Amniotic fluid is formed by the amniotic cavity and is completely replaced by the placenta every three hours. Usually, the amniotic fluid is clear. It contains skin cells of the baby, cells of the intestine, and also of the kidney. With the amniotic fluid, the baby practices breathing and swallowing and can thus absorb the amniotic fluid and also excrete it again. Waste products from this process are already deposited in the intestine and excreted as so-called infantile saliva (meconium) during the first bowel movement after birth.
As a rule, the baby excretes meconium one to two days after birth. However, if the baby excretes the meconium in the womb, the amniotic fluid turns brownish-green. This is why the term green amniotic fluid is used. If the baby inhales the green amniotic fluid before or during the birth process, he or she may develop meconium aspiration syndrome. If there is a lack of oxygen supply, this may be one reason why premature meconium excretion occurs. In this case, this lack of oxygen triggers several reactions that subsequently lead to the expulsion of the baby’s meconium into the amniotic fluid.
Green Amniotic Fluid And The Consequences
Due to the lack of oxygen, the baby eventually inhales the green amniotic fluid more, so it is breathed deeper into the lungs. In the process, the meconium can clog the lungs and alveoli. Due to the contaminated lungs, the baby cannot breathe properly after birth and suffers from shortness of breath. Breathlessness over a long period of time can even lead to heart disorders.
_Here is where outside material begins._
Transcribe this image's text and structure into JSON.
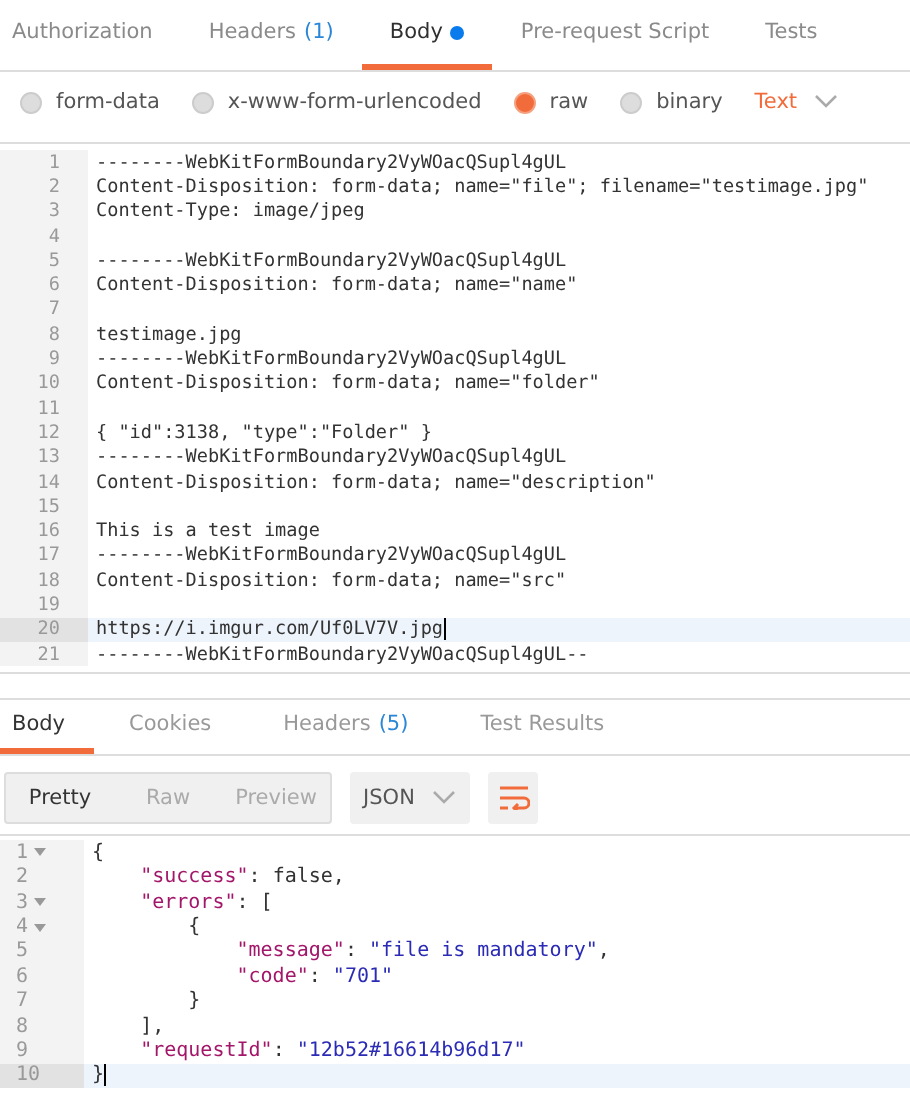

MAS can be treated very well with the help of artificial respiration and medication.
In addition, green amniotic fluid can be aspirated and help ensure that treatment is successful. If the doctors treating the baby notice that green amniotic fluid has formed during the birth process, they usually suck out the baby’s lungs as soon as the little head and shoulders have slipped out of the vagina. Just because the baby has inhaled the dirty amniotic fluid does not immediately mean that he or she also has MAS. If the baby is floppy after birth, has trouble breathing, or is even completely covered in baby fluids and has discolored skin, these can be signs of MAS.